15. Don’t reach for the rosé
There’s nothing better than a nice glass of wine at the end of the day (or over a boozy lunch) but alcohol consumption isn’t always wise when you’re on your period. “Alcohol is commonly viewed as a way of relaxing but it’s is actually a depressant and can make both depression and anxiety worse,” cautions Dr Sarah Jarvis, who is working with Livia, the pill-free period pain reliever. “Alcohol tends to have more profound effects on your mood in the run-up to your period – so it’s worth avoiding situations where you could be drinking more just before your period.”
16. Don’t hide indoors
It’s tempting enough to stay holed up inside during winter, even before you’re ailed with period pains but getting outside is key. “Nature has been found to help with soothing our mental health and with some of us experiencing elevated levels of anxiousness on our periods, getting out for a quick stroll can be of real benefit to boost your happy hormones,” says Naomi Gale of Ohne.
17. Don’t eat too much salty or sweet food
Very salty foods can worsen cramps and add to the water retention that some women experience during their periods, warns Dr Tania.
Sweet food isn’t much better either, which is bad news when all you’re craving is a Kinder Bueno. “Sweet food (as well as caffeine and alcohol) create chemicals in your body that increase your pain receptors making you feel worse. Trying to be conscious of eating lots of fruits and vegetables, plenty of water or herbal tea and regular meals will go a long way to reducing period pain and PMS,” says Kelly Mulhall.

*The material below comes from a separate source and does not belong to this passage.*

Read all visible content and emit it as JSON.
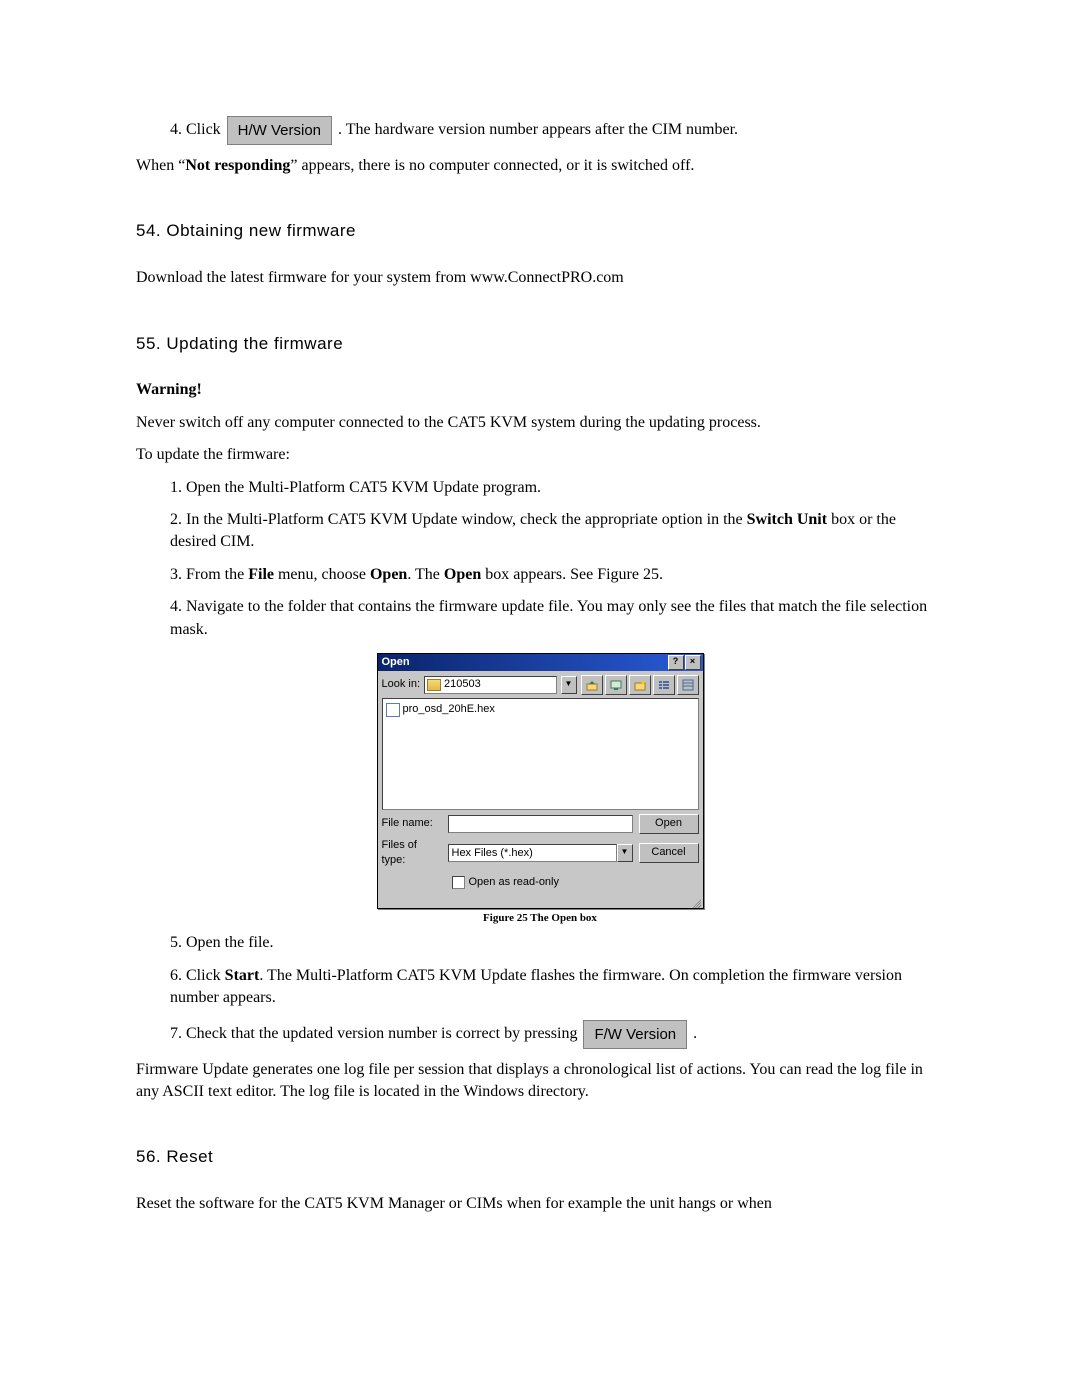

18. That said, don't feel you have to skip cake if it'll make you happy
“Your hormones are running riot and your pain threshold is at its lowest,” says Jodie Hughes endometriosis research advisor and founder of Endometriosis South Coast, who works with period patch brand Beyou. “If you want that piece of cake, eat it! If you feel the need to cry all day and purge your feelings, do it. Do whatever comes naturally without judgement and be kind to yourself. Pain during periods is so high it can cause all of the emotions and feelings to come to the surface. Sit with them and look on them with acceptance.”
MORE GLOSS: Why your period could be causing your sleep problems